───── Material for this task ─────

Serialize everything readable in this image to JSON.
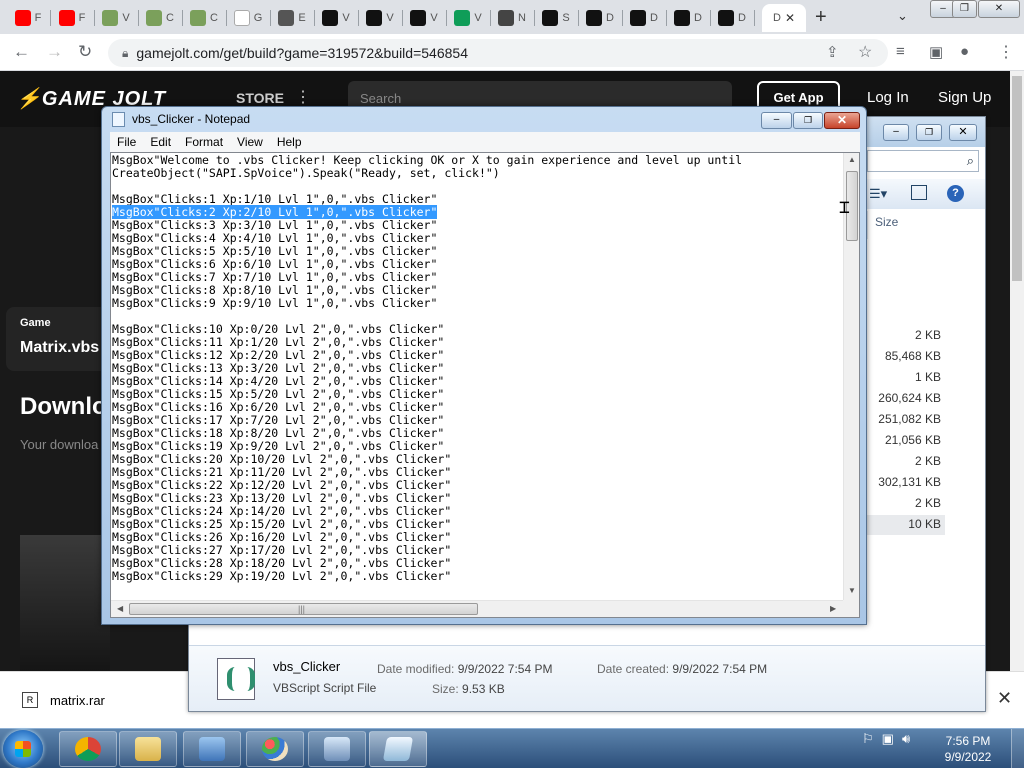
{
  "browser": {
    "tabs": [
      {
        "label": "F",
        "fav": "youtube-icon"
      },
      {
        "label": "F",
        "fav": "youtube-icon"
      },
      {
        "label": "V",
        "fav": "image-icon"
      },
      {
        "label": "C",
        "fav": "image-icon"
      },
      {
        "label": "C",
        "fav": "image-icon"
      },
      {
        "label": "G",
        "fav": "google-icon"
      },
      {
        "label": "E",
        "fav": "globe-icon"
      },
      {
        "label": "V",
        "fav": "w-icon"
      },
      {
        "label": "V",
        "fav": "w-icon"
      },
      {
        "label": "V",
        "fav": "w-icon"
      },
      {
        "label": "V",
        "fav": "sheet-icon"
      },
      {
        "label": "N",
        "fav": "bank-icon"
      },
      {
        "label": "S",
        "fav": "n-icon"
      },
      {
        "label": "D",
        "fav": "n-icon"
      },
      {
        "label": "D",
        "fav": "n-icon"
      },
      {
        "label": "D",
        "fav": "n-icon"
      },
      {
        "label": "D",
        "fav": "n-icon"
      }
    ],
    "active_tab": "D",
    "new_tab": "+",
    "url": "gamejolt.com/get/build?game=319572&build=546854",
    "colors": {
      "tabbar": "#dee1e6",
      "youtube": "#ff0000"
    }
  },
  "gamejolt": {
    "logo": "GAME JOLT",
    "store": "STORE",
    "get_app": "Get App",
    "login": "Log In",
    "signup": "Sign Up",
    "search_placeholder": "Search",
    "card_label": "Game",
    "card_title": "Matrix.vbs",
    "download_heading": "Downlo",
    "download_subtext": "Your downloa"
  },
  "downloads_bar": {
    "filename": "matrix.rar",
    "close": "✕"
  },
  "explorer": {
    "size_header": "Size",
    "sizes": [
      "2 KB",
      "85,468 KB",
      "1 KB",
      "260,624 KB",
      "251,082 KB",
      "21,056 KB",
      "2 KB",
      "302,131 KB",
      "2 KB",
      "10 KB"
    ],
    "details": {
      "name": "vbs_Clicker",
      "type": "VBScript Script File",
      "modified_label": "Date modified:",
      "modified_value": "9/9/2022 7:54 PM",
      "created_label": "Date created:",
      "created_value": "9/9/2022 7:54 PM",
      "size_label": "Size:",
      "size_value": "9.53 KB"
    }
  },
  "notepad": {
    "title": "vbs_Clicker - Notepad",
    "menu": [
      "File",
      "Edit",
      "Format",
      "View",
      "Help"
    ],
    "selected_line_index": 4,
    "lines": [
      "MsgBox\"Welcome to .vbs Clicker! Keep clicking OK or X to gain experience and level up until",
      "CreateObject(\"SAPI.SpVoice\").Speak(\"Ready, set, click!\")",
      "",
      "MsgBox\"Clicks:1 Xp:1/10 Lvl 1\",0,\".vbs Clicker\"",
      "MsgBox\"Clicks:2 Xp:2/10 Lvl 1\",0,\".vbs Clicker\"",
      "MsgBox\"Clicks:3 Xp:3/10 Lvl 1\",0,\".vbs Clicker\"",
      "MsgBox\"Clicks:4 Xp:4/10 Lvl 1\",0,\".vbs Clicker\"",
      "MsgBox\"Clicks:5 Xp:5/10 Lvl 1\",0,\".vbs Clicker\"",
      "MsgBox\"Clicks:6 Xp:6/10 Lvl 1\",0,\".vbs Clicker\"",
      "MsgBox\"Clicks:7 Xp:7/10 Lvl 1\",0,\".vbs Clicker\"",
      "MsgBox\"Clicks:8 Xp:8/10 Lvl 1\",0,\".vbs Clicker\"",
      "MsgBox\"Clicks:9 Xp:9/10 Lvl 1\",0,\".vbs Clicker\"",
      "",
      "MsgBox\"Clicks:10 Xp:0/20 Lvl 2\",0,\".vbs Clicker\"",
      "MsgBox\"Clicks:11 Xp:1/20 Lvl 2\",0,\".vbs Clicker\"",
      "MsgBox\"Clicks:12 Xp:2/20 Lvl 2\",0,\".vbs Clicker\"",
      "MsgBox\"Clicks:13 Xp:3/20 Lvl 2\",0,\".vbs Clicker\"",
      "MsgBox\"Clicks:14 Xp:4/20 Lvl 2\",0,\".vbs Clicker\"",
      "MsgBox\"Clicks:15 Xp:5/20 Lvl 2\",0,\".vbs Clicker\"",
      "MsgBox\"Clicks:16 Xp:6/20 Lvl 2\",0,\".vbs Clicker\"",
      "MsgBox\"Clicks:17 Xp:7/20 Lvl 2\",0,\".vbs Clicker\"",
      "MsgBox\"Clicks:18 Xp:8/20 Lvl 2\",0,\".vbs Clicker\"",
      "MsgBox\"Clicks:19 Xp:9/20 Lvl 2\",0,\".vbs Clicker\"",
      "MsgBox\"Clicks:20 Xp:10/20 Lvl 2\",0,\".vbs Clicker\"",
      "MsgBox\"Clicks:21 Xp:11/20 Lvl 2\",0,\".vbs Clicker\"",
      "MsgBox\"Clicks:22 Xp:12/20 Lvl 2\",0,\".vbs Clicker\"",
      "MsgBox\"Clicks:23 Xp:13/20 Lvl 2\",0,\".vbs Clicker\"",
      "MsgBox\"Clicks:24 Xp:14/20 Lvl 2\",0,\".vbs Clicker\"",
      "MsgBox\"Clicks:25 Xp:15/20 Lvl 2\",0,\".vbs Clicker\"",
      "MsgBox\"Clicks:26 Xp:16/20 Lvl 2\",0,\".vbs Clicker\"",
      "MsgBox\"Clicks:27 Xp:17/20 Lvl 2\",0,\".vbs Clicker\"",
      "MsgBox\"Clicks:28 Xp:18/20 Lvl 2\",0,\".vbs Clicker\"",
      "MsgBox\"Clicks:29 Xp:19/20 Lvl 2\",0,\".vbs Clicker\""
    ]
  },
  "taskbar": {
    "items": [
      "chrome-icon",
      "explorer-icon",
      "control-panel-icon",
      "paint-icon",
      "network-icon",
      "notepad-icon"
    ],
    "time": "7:56 PM",
    "date": "9/9/2022",
    "colors": {
      "bar": "#2c4f7a"
    }
  }
}
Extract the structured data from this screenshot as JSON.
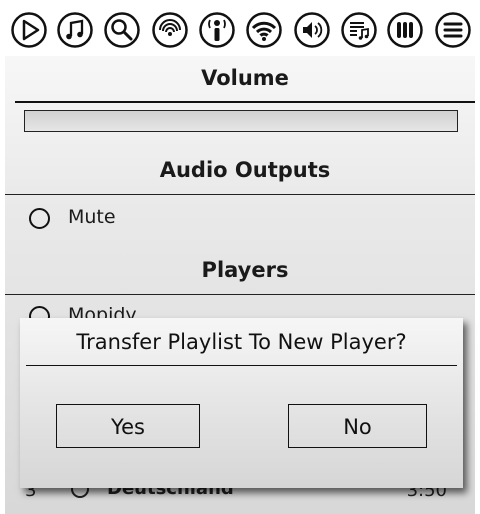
{
  "toolbar": {
    "buttons": [
      {
        "icon": "play-icon"
      },
      {
        "icon": "music-note-icon"
      },
      {
        "icon": "search-icon"
      },
      {
        "icon": "podcast-icon"
      },
      {
        "icon": "radio-tower-icon"
      },
      {
        "icon": "wifi-icon"
      },
      {
        "icon": "volume-icon"
      },
      {
        "icon": "playlist-icon"
      },
      {
        "icon": "columns-icon"
      },
      {
        "icon": "menu-icon"
      }
    ]
  },
  "volume": {
    "heading": "Volume",
    "level": 0.0
  },
  "audio_outputs": {
    "heading": "Audio Outputs",
    "items": [
      {
        "label": "Mute",
        "selected": false
      }
    ]
  },
  "players": {
    "heading": "Players",
    "items": [
      {
        "label": "Mopidy",
        "selected": false
      }
    ]
  },
  "playlist_row": {
    "number": "3",
    "title": "Deutschland",
    "time": "3:50"
  },
  "dialog": {
    "title": "Transfer Playlist To New Player?",
    "yes_label": "Yes",
    "no_label": "No"
  }
}
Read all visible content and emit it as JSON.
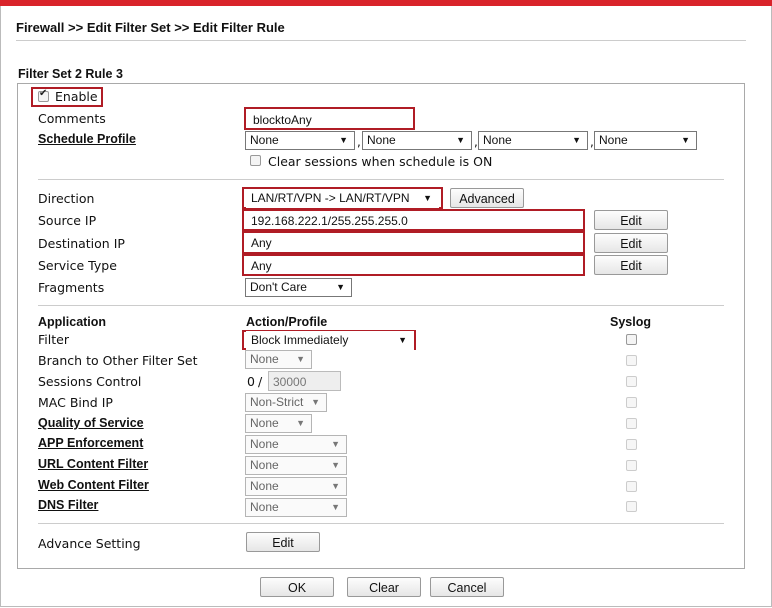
{
  "breadcrumb": "Firewall >> Edit Filter Set >> Edit Filter Rule",
  "section_title": "Filter Set 2 Rule 3",
  "enable": {
    "label": "Enable",
    "checked": true
  },
  "comments": {
    "label": "Comments",
    "value": "blocktoAny"
  },
  "schedule": {
    "label": "Schedule Profile",
    "profiles": [
      "None",
      "None",
      "None",
      "None"
    ],
    "separator": ",",
    "clear_sessions_label": "Clear sessions when schedule is ON"
  },
  "direction": {
    "label": "Direction",
    "value": "LAN/RT/VPN -> LAN/RT/VPN",
    "advanced_button": "Advanced"
  },
  "source_ip": {
    "label": "Source IP",
    "value": "192.168.222.1/255.255.255.0",
    "edit_button": "Edit"
  },
  "destination_ip": {
    "label": "Destination IP",
    "value": "Any",
    "edit_button": "Edit"
  },
  "service_type": {
    "label": "Service Type",
    "value": "Any",
    "edit_button": "Edit"
  },
  "fragments": {
    "label": "Fragments",
    "value": "Don't Care"
  },
  "app_header": {
    "application": "Application",
    "action_profile": "Action/Profile",
    "syslog": "Syslog"
  },
  "filter": {
    "label": "Filter",
    "value": "Block Immediately"
  },
  "branch": {
    "label": "Branch to Other Filter Set",
    "value": "None"
  },
  "sessions_control": {
    "label": "Sessions Control",
    "current": "0",
    "separator": "/",
    "max": "30000"
  },
  "mac_bind": {
    "label": "MAC Bind IP",
    "value": "Non-Strict"
  },
  "qos": {
    "label": "Quality of Service",
    "value": "None"
  },
  "app_enforcement": {
    "label": "APP Enforcement",
    "value": "None"
  },
  "url_filter": {
    "label": "URL Content Filter",
    "value": "None"
  },
  "web_filter": {
    "label": "Web Content Filter",
    "value": "None"
  },
  "dns_filter": {
    "label": "DNS Filter",
    "value": "None"
  },
  "advance_setting": {
    "label": "Advance Setting",
    "edit_button": "Edit"
  },
  "footer": {
    "ok": "OK",
    "clear": "Clear",
    "cancel": "Cancel"
  },
  "colors": {
    "accent_red": "#d9232a",
    "highlight_border": "#b01c25"
  }
}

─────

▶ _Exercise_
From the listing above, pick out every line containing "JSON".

▶ _Solution to the exercise_
Serialize everything readable in this image to JSON.
Extract the structured data from this screenshot as JSON.
Read all visible content and emit it as JSON.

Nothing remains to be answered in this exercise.